*** Block opens ***

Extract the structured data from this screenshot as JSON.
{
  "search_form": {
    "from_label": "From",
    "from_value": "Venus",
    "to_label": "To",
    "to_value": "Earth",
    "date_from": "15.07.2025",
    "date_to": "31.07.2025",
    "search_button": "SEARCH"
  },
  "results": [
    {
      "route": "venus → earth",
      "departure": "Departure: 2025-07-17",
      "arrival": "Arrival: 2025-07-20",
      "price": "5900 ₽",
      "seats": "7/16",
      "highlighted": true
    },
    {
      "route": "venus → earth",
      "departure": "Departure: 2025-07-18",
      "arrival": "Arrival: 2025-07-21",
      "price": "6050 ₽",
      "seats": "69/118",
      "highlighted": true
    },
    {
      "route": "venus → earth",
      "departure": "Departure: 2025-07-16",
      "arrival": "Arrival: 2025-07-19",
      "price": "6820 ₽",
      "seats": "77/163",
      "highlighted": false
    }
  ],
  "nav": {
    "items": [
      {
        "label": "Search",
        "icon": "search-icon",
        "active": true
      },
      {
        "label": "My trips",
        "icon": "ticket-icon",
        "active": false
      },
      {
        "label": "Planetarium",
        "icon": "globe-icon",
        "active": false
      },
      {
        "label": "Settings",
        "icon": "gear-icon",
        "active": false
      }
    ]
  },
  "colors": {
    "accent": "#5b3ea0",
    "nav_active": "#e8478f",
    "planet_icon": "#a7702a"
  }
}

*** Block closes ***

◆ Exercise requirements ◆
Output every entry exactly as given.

◆ Output for this task ◆
Extract the structured data from this screenshot as JSON.
{
  "search_form": {
    "from_label": "From",
    "from_value": "Venus",
    "to_label": "To",
    "to_value": "Earth",
    "date_from": "15.07.2025",
    "date_to": "31.07.2025",
    "search_button": "SEARCH"
  },
  "results": [
    {
      "route": "venus → earth",
      "departure": "Departure: 2025-07-17",
      "arrival": "Arrival: 2025-07-20",
      "price": "5900 ₽",
      "seats": "7/16",
      "highlighted": true
    },
    {
      "route": "venus → earth",
      "departure": "Departure: 2025-07-18",
      "arrival": "Arrival: 2025-07-21",
      "price": "6050 ₽",
      "seats": "69/118",
      "highlighted": true
    },
    {
      "route": "venus → earth",
      "departure": "Departure: 2025-07-16",
      "arrival": "Arrival: 2025-07-19",
      "price": "6820 ₽",
      "seats": "77/163",
      "highlighted": false
    }
  ],
  "nav": {
    "items": [
      {
        "label": "Search",
        "icon": "search-icon",
        "active": true
      },
      {
        "label": "My trips",
        "icon": "ticket-icon",
        "active": false
      },
      {
        "label": "Planetarium",
        "icon": "globe-icon",
        "active": false
      },
      {
        "label": "Settings",
        "icon": "gear-icon",
        "active": false
      }
    ]
  },
  "colors": {
    "accent": "#5b3ea0",
    "nav_active": "#e8478f",
    "planet_icon": "#a7702a"
  }
}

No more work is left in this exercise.